this was small, compared with values for the
Conclusions and Clinical Relevance—Gross differences
in pelvic limb mechanics are evident between
Greyhounds and Labrador Retrievers. Joint kinetics in
specific dogs should be compared against breed-specific
patterns. (Am J Vet Res 2005;66:1563–1571)
Objective—To biomechanically and histologically compare single-layer continuous Cushing and simple continuous appositional cystotomy closure in rats with xylene-induced cystitis.
Animals—40 female Sprague-Dawley rats.
Procedure—Rats were anesthetized, their urinary bladders catheterized and evacuated, and xylene instilled in each bladder for 5 minutes and then aspirated. Forty-eight hours later, ventral midline celiotomy and cystotomy (8 mm) were performed. Cystotomies were closed with 6-0 poliglecaprone 25 by use of a single-layer continuous Cushing or simple continuous appositional pattern (20 rats/group), and cystotomy times were recorded. Rats were allocated to healing durations (5 rats/group) of 0, 3, 7, and 14 days. Celiotomies were closed in a routine manner. After the allotted healing interval, another celiotomy was performed, the urethra cannulated, and ureters ligated. The cannula was secured to the urethra, and the bladder infused at 0.1 mL/min. Leak pressure volume, leak pressure, peak pressure volume, and peak pressure were recorded via a pressure transducer. Bladders were harvested and histologically assessed.
Results—Cystotomy time, biomechanical testing values, and overall inflammation scores did not differ between closure methods for any healing duration. Both methods had significantly greater leak pressures, with the appositional method also having significantly greater peak pressures on day 7, compared to day 0. Biomechanical testing values decreased from day 7 to 14 as a result of juxtaincisional weakening of the bladder and xylene-induced changes in collagen.
Conclusions and Clinical Relevance—Simple continuous appositional was equal biomechanically and histologically to continuous Cushing for all comparison variables. Poliglecaprone 25 was acceptable for cystotomy closure.
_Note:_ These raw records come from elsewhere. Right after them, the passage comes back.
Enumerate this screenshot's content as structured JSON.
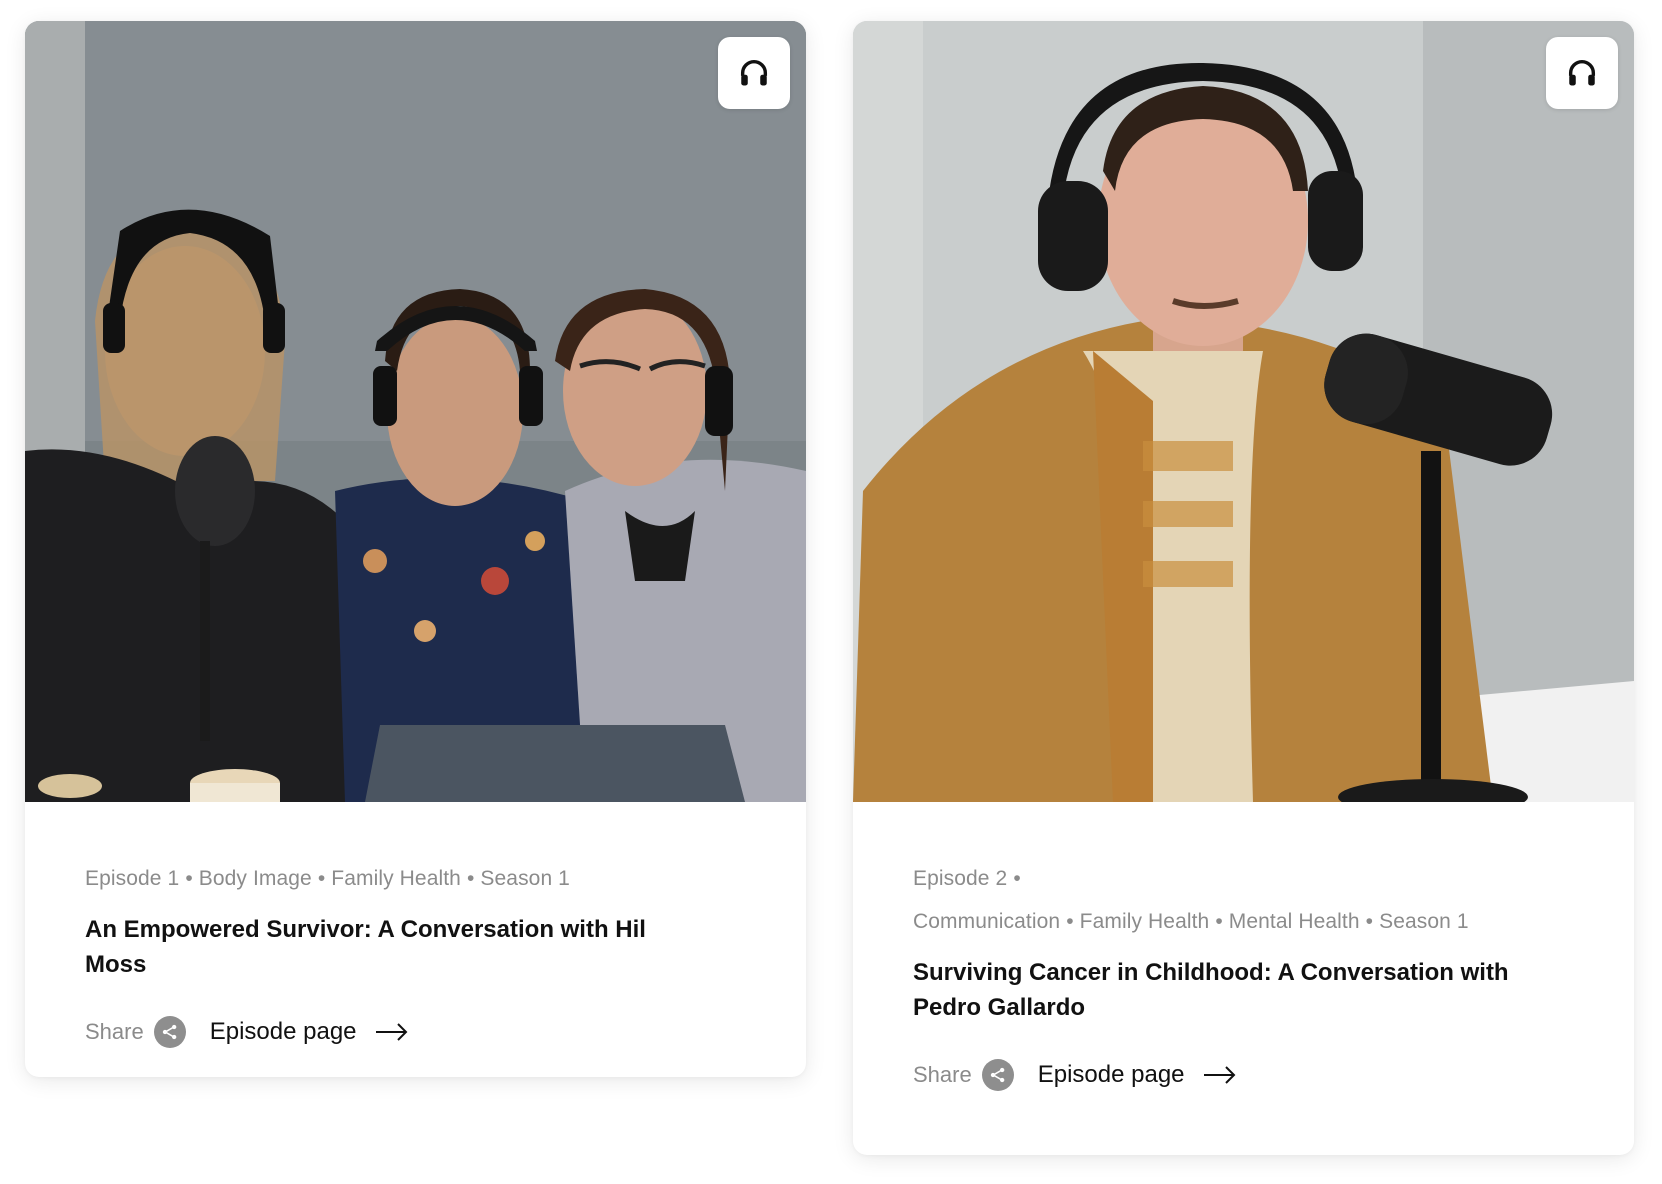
{
  "cards": [
    {
      "meta_line1": [
        "Episode 1",
        "Body Image",
        "Family Health",
        "Season 1"
      ],
      "meta_line2": [],
      "title": "An Empowered Survivor: A Conversation with Hil Moss",
      "share_label": "Share",
      "episode_link": "Episode page",
      "image_icon": "headphones-icon"
    },
    {
      "meta_line1": [
        "Episode 2"
      ],
      "meta_line2": [
        "Communication",
        "Family Health",
        "Mental Health",
        "Season 1"
      ],
      "title": "Surviving Cancer in Childhood: A Conversation with Pedro Gallardo",
      "share_label": "Share",
      "episode_link": "Episode page",
      "image_icon": "headphones-icon"
    }
  ],
  "colors": {
    "meta_text": "#8b8b8b",
    "title_text": "#111111",
    "share_icon_bg": "#8e8e8e"
  }
}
Objective—To determine whether renal crystals can be experimentally induced in animals fed melamine or the related triazine compound cyanuric acid, separately or in combination, and to compare experimentally induced crystals with those from a cat with triazine-related renal failure.
Animals—75 fish (21 tilapia, 24 rainbow trout, 15 channel catfish, and 15 Atlantic salmon), 4 pigs, and 1 cat that was euthanatized because of renal failure.
Procedures—Fish and pigs were fed a target dosage of melamine (400 mg/kg), cyanuric acid (400 mg/kg), or melamine and cyanuric acid (400 mg of each compound/kg) daily for 3 days and were euthanatized 1, 3, 6, 10, or 14 days after administration ceased. Fresh, frozen, and formalin-fixed kidneys were examined for crystals. Edible tissues were collected for residue analysis. Crystals were examined for composition via Raman spectroscopy and hydrophilic-interaction liquid chromatography–tandem mass spectrometry.
Results—All animals fed the combination of melamine and cyanuric acid developed goldbrown renal crystals arranged in radial spheres (spherulites), similar to those detected in the cat. Spectral analyses of crystals from the cat, pigs, and fish were consistent with melamine-cyanurate complex crystals. Melamine and cyanuric acid residues were identified in edible tissues of fish.
Conclusions and Clinical Relevance—Although melamine and cyanuric acid appeared to have low toxicity when administered separately, they induced extensive renal crystal formation when administered together. The subsequent renal failure may be similar to acute uric acid nephropathy in humans, in which crystal spherulites obstruct renal tubules.